Uncertainty surrounding the public availability of data from research partially paid for by state dollars has a UND committee exploring a request for an attorney general ruling on the matter.
The school’s Unmanned Aircraft Systems Research Ethics and Privacy Committee voted Wednesday to move forward with the process of seeking an opinion from Attorney General Wayne Stenehjem, which will likely require the involvement of other state and university system officials.
The move comes after researchers involved in an agricultural project near Hillsboro, N.D. thought the data collected via unmanned aircraft could be kept private but that may not turn out to be the case.
Legal counsel at North Dakota State University, one of the research partners, concluded last month that because state money is involved, the data belong to the school and not the private business supplying the aircraft.
In that case, the data may at some point be subject to open records law, and so researchers are giving property owners the option of not having their land recorded in the data.
“As far as data privacy concerns go, I feel like we have a working solution to any issues that we might have had in the past,” said Sarah Lovas, an agronomist and committee representative based in Traill County.
The Hillsboro project is a collaboration between NDSU, Elbit Systems and the Northern Plains UAS Test Site. Elbit Systems is an Israeli aircraft manufacturing company with an American division.
The research flights from the Hillsboro Regional Airport will be overseen by the test site, which is a public entity that receives some operational funding from the state, similar to universities.

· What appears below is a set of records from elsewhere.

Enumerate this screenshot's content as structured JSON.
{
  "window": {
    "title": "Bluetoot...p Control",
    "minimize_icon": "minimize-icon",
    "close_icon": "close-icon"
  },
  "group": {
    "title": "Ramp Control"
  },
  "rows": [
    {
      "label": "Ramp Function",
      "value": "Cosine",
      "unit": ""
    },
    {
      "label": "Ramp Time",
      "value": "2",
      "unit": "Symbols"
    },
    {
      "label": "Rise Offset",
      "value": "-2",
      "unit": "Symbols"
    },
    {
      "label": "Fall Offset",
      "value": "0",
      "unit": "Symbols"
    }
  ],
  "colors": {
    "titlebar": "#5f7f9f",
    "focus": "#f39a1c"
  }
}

The legal counsel’s conclusion leaves some, including test site Director of Research and Development Chris Theisen, worried the same public record standards will apply to all UAS research projects that receive state money through the ResearchND program.
Elbit Systems received and matched a $357,546 grant from ResearchND, bringing the project’s total budget to $715,000.

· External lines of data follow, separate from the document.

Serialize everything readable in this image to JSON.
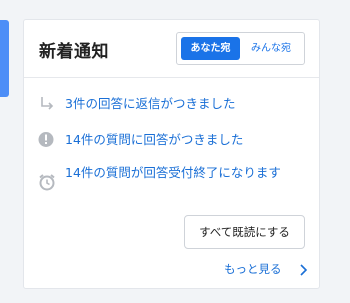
{
  "card": {
    "title": "新着通知",
    "tabs": [
      {
        "label": "あなた宛",
        "active": true
      },
      {
        "label": "みんな宛",
        "active": false
      }
    ]
  },
  "notifications": [
    {
      "icon": "reply-arrow-icon",
      "text": "3件の回答に返信がつきました"
    },
    {
      "icon": "exclamation-circle-icon",
      "text": "14件の質問に回答がつきました"
    },
    {
      "icon": "alarm-clock-icon",
      "text": "14件の質問が回答受付終了になります"
    }
  ],
  "actions": {
    "mark_all_read": "すべて既読にする",
    "see_more": "もっと見る"
  },
  "colors": {
    "accent": "#1a73e8",
    "link": "#1a6fd6",
    "icon_gray": "#b5b9bf"
  }
}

Some university officials agreed with the test site’s concern, saying it could create a chilling effect on research between public and private partners.
“This is one of those unexpected issues that has developed, and now we need to get a handle on this before it grinds the test site to a halt,” said Barry Milavetz, an ex-officio member of the committee and UND’s associate vice president of research.

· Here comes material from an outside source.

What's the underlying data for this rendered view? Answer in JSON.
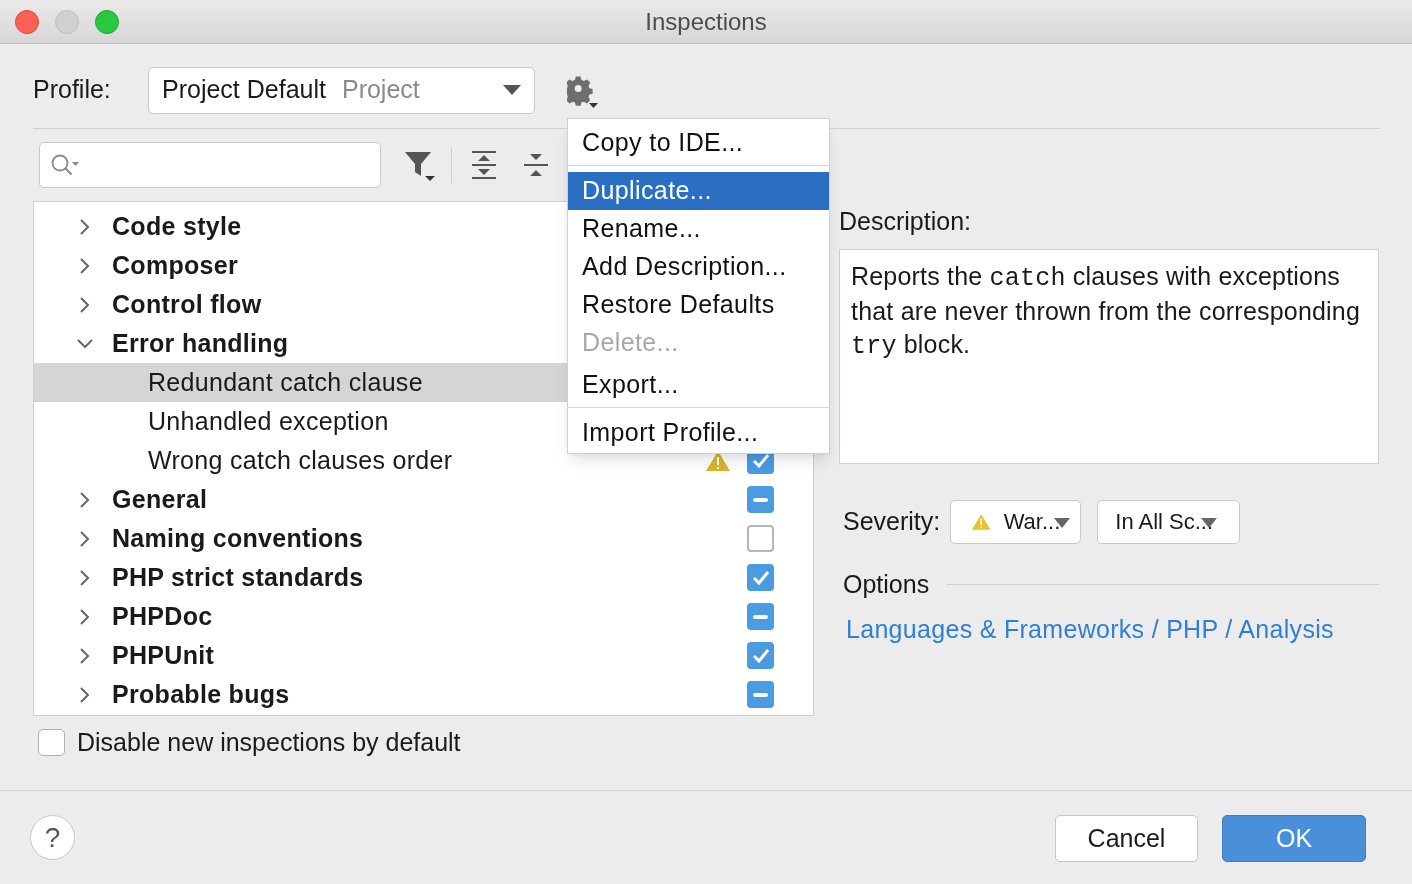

While university and state officials begin the process of requesting an opinion, test flights are expected to begin this week at the Hillsboro airport.
Elbit’s aircraft, a 20-foot-long Hermes 450, will fly over a swath of farmland stretching about 40 miles to the west into Steele County.
The imagery collected will be compare to photos taken by satellites and smaller unmanned aircraft at lower altitudes. The data also will be used to conduct crop stand counts, find diseased or nutrient-deficient crops and study the impact of excess soil moisture on crops.
Property owners whose land falls within the area have the option to contact researchers and opt out having images taken of their fields. With the potential that the data would be public, those close to the project did say they were worried more landowners would choose to opt out.
“Imagery and related information will be treated as proprietary and confidential to the fullest extent permitted under North Dakota law,” researchers noted in a draft of letter that is in the process of being sent out to affected landowners.
A update meeting on the project will take place at 7 p.m. May 26 in the Traill County Courthouse in Hillsboro.
Landowners wishing to opt out of the project can contact Nowatzki with a legal description of their land at (701) 231-8213 or email@example.com.